Exercise: Among the entries below, find the lines that hold the word "display" and report them.

Dataset excerpts:

◆ ◆ ◆ ◆

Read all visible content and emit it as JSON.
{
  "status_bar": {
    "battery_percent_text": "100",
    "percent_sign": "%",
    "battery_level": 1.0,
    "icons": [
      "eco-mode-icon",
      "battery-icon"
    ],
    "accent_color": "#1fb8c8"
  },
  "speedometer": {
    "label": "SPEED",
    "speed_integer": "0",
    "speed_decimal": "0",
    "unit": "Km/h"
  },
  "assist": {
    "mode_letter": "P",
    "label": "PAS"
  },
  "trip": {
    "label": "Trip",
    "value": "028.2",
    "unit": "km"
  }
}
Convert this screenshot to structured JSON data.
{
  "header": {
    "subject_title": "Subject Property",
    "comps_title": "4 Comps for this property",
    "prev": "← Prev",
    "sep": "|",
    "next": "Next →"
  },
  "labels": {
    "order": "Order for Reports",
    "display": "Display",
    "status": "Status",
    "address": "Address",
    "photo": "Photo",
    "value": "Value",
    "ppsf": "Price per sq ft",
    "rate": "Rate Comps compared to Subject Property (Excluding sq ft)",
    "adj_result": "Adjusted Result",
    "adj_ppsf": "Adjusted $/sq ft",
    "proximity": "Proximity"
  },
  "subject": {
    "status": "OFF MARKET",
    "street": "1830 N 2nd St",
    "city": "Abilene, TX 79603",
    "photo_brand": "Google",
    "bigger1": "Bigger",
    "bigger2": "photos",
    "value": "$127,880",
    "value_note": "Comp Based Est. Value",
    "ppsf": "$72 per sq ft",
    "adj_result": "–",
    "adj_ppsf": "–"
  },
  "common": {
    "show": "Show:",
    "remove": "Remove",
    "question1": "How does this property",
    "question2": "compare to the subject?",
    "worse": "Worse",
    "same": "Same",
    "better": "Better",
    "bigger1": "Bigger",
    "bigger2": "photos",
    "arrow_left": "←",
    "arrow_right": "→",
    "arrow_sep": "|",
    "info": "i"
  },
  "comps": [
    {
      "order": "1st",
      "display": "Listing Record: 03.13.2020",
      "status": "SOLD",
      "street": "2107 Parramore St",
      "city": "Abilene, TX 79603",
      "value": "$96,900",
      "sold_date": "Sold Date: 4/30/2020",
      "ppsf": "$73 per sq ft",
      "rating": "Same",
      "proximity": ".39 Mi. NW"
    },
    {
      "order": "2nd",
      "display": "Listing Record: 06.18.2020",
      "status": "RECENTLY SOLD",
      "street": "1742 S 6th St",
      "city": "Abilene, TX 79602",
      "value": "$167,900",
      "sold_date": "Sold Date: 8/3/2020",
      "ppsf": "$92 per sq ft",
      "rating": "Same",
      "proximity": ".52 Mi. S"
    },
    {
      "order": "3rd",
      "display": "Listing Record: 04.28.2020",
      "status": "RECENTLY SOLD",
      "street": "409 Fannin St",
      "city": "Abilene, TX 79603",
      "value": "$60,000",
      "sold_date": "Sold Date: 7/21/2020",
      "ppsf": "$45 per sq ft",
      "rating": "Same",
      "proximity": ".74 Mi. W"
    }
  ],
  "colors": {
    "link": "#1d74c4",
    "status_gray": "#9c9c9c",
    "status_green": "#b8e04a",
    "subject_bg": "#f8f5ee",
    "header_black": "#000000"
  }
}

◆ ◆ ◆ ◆

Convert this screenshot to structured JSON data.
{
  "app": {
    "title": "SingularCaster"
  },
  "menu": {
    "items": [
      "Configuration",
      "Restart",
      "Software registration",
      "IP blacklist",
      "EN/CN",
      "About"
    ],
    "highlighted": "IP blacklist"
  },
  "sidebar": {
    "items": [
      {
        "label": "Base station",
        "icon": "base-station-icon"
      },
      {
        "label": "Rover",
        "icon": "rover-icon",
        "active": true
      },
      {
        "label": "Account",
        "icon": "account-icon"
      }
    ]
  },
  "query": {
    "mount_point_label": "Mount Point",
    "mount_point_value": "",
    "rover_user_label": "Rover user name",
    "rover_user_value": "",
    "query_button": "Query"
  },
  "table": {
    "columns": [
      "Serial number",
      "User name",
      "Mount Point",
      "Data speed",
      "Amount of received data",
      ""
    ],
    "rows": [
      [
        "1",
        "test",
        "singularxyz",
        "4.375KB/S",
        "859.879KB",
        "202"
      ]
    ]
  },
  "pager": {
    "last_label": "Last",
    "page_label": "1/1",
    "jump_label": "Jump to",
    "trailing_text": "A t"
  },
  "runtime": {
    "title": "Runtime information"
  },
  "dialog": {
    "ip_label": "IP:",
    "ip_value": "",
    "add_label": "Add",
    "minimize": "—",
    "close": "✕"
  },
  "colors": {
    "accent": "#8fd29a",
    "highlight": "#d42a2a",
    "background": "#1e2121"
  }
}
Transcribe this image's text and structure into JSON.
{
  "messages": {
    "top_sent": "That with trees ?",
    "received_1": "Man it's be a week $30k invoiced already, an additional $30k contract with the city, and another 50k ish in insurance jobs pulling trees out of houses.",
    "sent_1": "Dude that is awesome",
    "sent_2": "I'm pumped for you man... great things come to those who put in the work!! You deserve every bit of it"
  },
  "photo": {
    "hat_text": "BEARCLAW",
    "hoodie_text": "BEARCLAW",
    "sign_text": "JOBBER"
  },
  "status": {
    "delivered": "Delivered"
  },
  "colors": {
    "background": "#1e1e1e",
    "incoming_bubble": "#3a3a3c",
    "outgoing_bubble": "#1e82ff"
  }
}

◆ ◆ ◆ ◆

Solution to the exercise:
    "display": "Display",
      "display": "Listing Record: 03.13.2020",
      "display": "Listing Record: 06.18.2020",
      "display": "Listing Record: 04.28.2020",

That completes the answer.